### TASK
When the string "modified" occurs in a line of the records, show that line.

━━━━━ RECORDED INFORMATION ━━━━━

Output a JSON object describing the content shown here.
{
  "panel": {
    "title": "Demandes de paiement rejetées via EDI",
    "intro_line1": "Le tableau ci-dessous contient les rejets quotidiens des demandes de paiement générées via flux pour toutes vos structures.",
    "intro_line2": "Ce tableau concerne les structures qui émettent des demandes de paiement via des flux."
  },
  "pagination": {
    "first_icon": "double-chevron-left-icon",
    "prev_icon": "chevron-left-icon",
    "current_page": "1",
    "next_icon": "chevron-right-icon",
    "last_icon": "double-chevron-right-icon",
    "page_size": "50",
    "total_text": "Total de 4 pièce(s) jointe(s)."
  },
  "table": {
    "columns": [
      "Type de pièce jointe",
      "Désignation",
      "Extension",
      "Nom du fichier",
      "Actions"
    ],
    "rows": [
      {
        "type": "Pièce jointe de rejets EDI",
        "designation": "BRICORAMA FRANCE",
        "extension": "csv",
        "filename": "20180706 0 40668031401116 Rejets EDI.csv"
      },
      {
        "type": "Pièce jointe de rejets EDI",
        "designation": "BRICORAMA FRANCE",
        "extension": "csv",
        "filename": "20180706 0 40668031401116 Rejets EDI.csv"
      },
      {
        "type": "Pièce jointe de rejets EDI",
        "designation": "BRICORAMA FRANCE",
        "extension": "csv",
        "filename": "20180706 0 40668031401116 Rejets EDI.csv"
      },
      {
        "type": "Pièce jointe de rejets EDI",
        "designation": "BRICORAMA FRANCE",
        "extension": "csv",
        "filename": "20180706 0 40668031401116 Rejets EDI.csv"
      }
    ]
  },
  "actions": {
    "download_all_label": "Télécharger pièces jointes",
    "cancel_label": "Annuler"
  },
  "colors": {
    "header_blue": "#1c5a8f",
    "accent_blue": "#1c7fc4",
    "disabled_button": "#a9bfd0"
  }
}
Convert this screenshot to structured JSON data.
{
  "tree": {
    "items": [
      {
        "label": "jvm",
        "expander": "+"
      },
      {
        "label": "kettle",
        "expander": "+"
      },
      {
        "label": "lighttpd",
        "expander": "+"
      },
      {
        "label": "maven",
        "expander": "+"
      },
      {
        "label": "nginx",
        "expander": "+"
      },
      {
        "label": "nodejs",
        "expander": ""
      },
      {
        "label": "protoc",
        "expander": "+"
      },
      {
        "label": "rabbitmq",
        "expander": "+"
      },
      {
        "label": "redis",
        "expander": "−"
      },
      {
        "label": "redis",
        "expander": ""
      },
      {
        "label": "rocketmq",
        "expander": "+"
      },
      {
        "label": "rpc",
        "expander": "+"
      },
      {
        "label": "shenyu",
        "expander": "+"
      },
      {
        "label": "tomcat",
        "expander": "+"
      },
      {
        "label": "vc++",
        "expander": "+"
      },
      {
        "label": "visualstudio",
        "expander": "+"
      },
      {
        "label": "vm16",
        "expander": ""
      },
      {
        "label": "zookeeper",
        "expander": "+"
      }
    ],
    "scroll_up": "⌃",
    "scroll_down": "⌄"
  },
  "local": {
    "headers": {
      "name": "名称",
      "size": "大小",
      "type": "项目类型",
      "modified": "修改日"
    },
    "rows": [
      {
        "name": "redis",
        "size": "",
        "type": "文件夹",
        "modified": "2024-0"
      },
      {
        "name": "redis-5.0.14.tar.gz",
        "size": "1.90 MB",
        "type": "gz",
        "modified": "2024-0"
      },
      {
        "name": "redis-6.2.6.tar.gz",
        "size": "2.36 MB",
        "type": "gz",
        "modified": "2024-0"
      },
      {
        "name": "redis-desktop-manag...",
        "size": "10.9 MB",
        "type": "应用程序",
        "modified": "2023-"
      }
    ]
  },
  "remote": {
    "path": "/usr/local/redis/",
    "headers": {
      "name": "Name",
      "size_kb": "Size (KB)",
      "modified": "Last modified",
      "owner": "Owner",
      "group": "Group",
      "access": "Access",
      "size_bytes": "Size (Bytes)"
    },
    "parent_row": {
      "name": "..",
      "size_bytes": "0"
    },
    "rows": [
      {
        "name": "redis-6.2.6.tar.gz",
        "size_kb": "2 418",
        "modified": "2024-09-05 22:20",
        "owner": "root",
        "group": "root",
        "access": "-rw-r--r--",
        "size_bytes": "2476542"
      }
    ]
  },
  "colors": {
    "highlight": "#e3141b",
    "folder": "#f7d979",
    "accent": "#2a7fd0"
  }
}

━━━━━

### ANSWER SPACE
      "modified": "修改日"
        "modified": "2024-0"
        "modified": "2024-0"
        "modified": "2024-0"
        "modified": "2023-"
      "modified": "Last modified",
        "modified": "2024-09-05 22:20",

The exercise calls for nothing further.